Some time passed, and Prince Siddhartha was out riding once again outside the estate with his friend and driver Chandaka. Chandaka was feeling fairly comfortable, for the day was beautiful and the trip was going well. Most importantly the prince, who was so often morose, seemed to be in a cheerful mood for a change.
Suddenly they caught a glimpse of an ascetic wearing a yellow robe. Siddhartha was filled with his usual curiosity, and he asked Chandaka what this meant.
“Not again!” thought Chandaka, for he could already foresee what was surely about to happen. Still, he had been asked a question, and he felt he had to answer it.
“He is a person who has left his family to practice religious austerities. He hopes to discover the way to triumph over suffering.”
Siddhartha was fascinated, just as Chandaka was afraid he would be. When they returned, he sat in his room thinking about the idea of leaving one’s family to study the way to overcome suffering. If that was possible, then somewhere somebody must have figured out how to do it. Perhaps he could find that person and learn that method, and then bring the news back to save the people who hadn’t learned of it yet.
As he sat thinking, someone came and told him his wife, Lady Yashodhara, had given birth to a cute little boy. Siddhartha had little immediate reaction. The courier asked what the child should be named. But Siddhartha paid little attention. He kept repeating over and over to himself, “The obstacles are tightening around me.”
Of course, he was expressing frustration at his situation. But the courier thought “obstacle” was supposed to be the child’s name. So the boy was called Prince Rahula (Rāhula), meaning “eclipse” or “obstacle,” because of what Siddhartha said.

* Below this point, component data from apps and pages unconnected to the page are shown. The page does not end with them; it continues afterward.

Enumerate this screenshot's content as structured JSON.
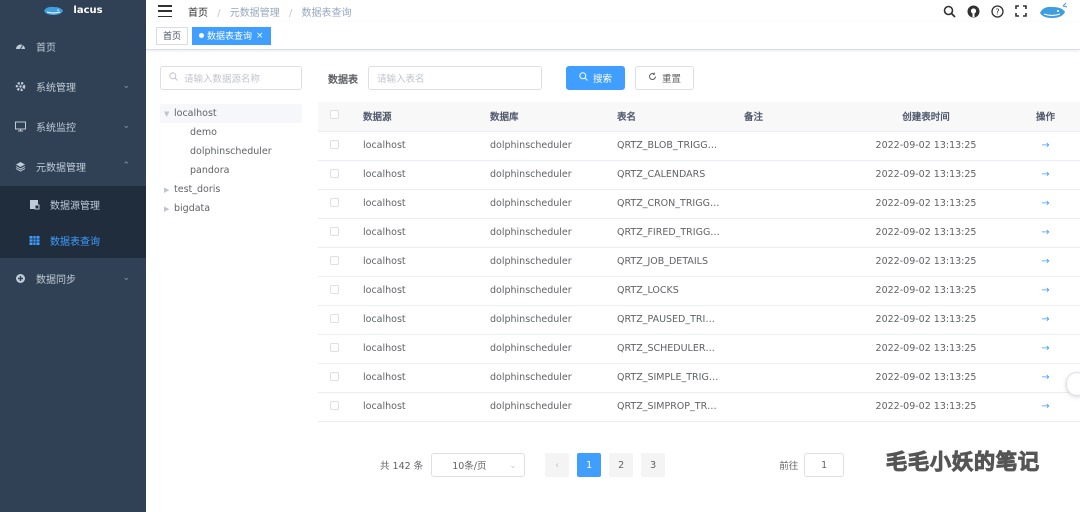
{
  "app": {
    "name": "lacus"
  },
  "sidebar": {
    "items": [
      {
        "label": "首页",
        "icon": "dashboard-icon"
      },
      {
        "label": "系统管理",
        "icon": "gear-icon",
        "expandable": true
      },
      {
        "label": "系统监控",
        "icon": "monitor-icon",
        "expandable": true
      },
      {
        "label": "元数据管理",
        "icon": "layers-icon",
        "expanded": true,
        "children": [
          {
            "label": "数据源管理",
            "icon": "database-icon"
          },
          {
            "label": "数据表查询",
            "icon": "table-icon",
            "active": true
          }
        ]
      },
      {
        "label": "数据同步",
        "icon": "sync-icon",
        "expandable": true
      }
    ]
  },
  "breadcrumb": {
    "home": "首页",
    "level1": "元数据管理",
    "level2": "数据表查询",
    "sep": "/"
  },
  "tags": {
    "home": "首页",
    "active": "数据表查询",
    "close": "×"
  },
  "left": {
    "search_placeholder": "请输入数据源名称",
    "tree": [
      {
        "label": "localhost",
        "expanded": true,
        "children": [
          "demo",
          "dolphinscheduler",
          "pandora"
        ]
      },
      {
        "label": "test_doris",
        "expanded": false
      },
      {
        "label": "bigdata",
        "expanded": false
      }
    ]
  },
  "filter": {
    "label": "数据表",
    "placeholder": "请输入表名",
    "search_button": "搜索",
    "reset_button": "重置"
  },
  "table": {
    "columns": [
      "数据源",
      "数据库",
      "表名",
      "备注",
      "创建表时间",
      "操作"
    ],
    "rows": [
      [
        "localhost",
        "dolphinscheduler",
        "QRTZ_BLOB_TRIGG…",
        "",
        "2022-09-02 13:13:25"
      ],
      [
        "localhost",
        "dolphinscheduler",
        "QRTZ_CALENDARS",
        "",
        "2022-09-02 13:13:25"
      ],
      [
        "localhost",
        "dolphinscheduler",
        "QRTZ_CRON_TRIGG…",
        "",
        "2022-09-02 13:13:25"
      ],
      [
        "localhost",
        "dolphinscheduler",
        "QRTZ_FIRED_TRIGG…",
        "",
        "2022-09-02 13:13:25"
      ],
      [
        "localhost",
        "dolphinscheduler",
        "QRTZ_JOB_DETAILS",
        "",
        "2022-09-02 13:13:25"
      ],
      [
        "localhost",
        "dolphinscheduler",
        "QRTZ_LOCKS",
        "",
        "2022-09-02 13:13:25"
      ],
      [
        "localhost",
        "dolphinscheduler",
        "QRTZ_PAUSED_TRI…",
        "",
        "2022-09-02 13:13:25"
      ],
      [
        "localhost",
        "dolphinscheduler",
        "QRTZ_SCHEDULER…",
        "",
        "2022-09-02 13:13:25"
      ],
      [
        "localhost",
        "dolphinscheduler",
        "QRTZ_SIMPLE_TRIG…",
        "",
        "2022-09-02 13:13:25"
      ],
      [
        "localhost",
        "dolphinscheduler",
        "QRTZ_SIMPROP_TR…",
        "",
        "2022-09-02 13:13:25"
      ]
    ],
    "action_icon": "→"
  },
  "pagination": {
    "total": "共 142 条",
    "page_size": "10条/页",
    "prev": "‹",
    "pages": [
      "1",
      "2",
      "3"
    ],
    "current": "1",
    "goto_label": "前往",
    "goto_value": "1"
  },
  "watermark": "毛毛小妖的笔记",
  "colors": {
    "sidebar": "#304156",
    "accent": "#409eff"
  }
}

Some people say that Princess Yashodhara carried Rahula in her womb for six years, and that she didn’t bear him until Siddhartha became a buddha. Some also say that he received the name “circle” because he was born during an eclipse. And some people say that he is reborn as the son of every buddha. But these things are hard to know.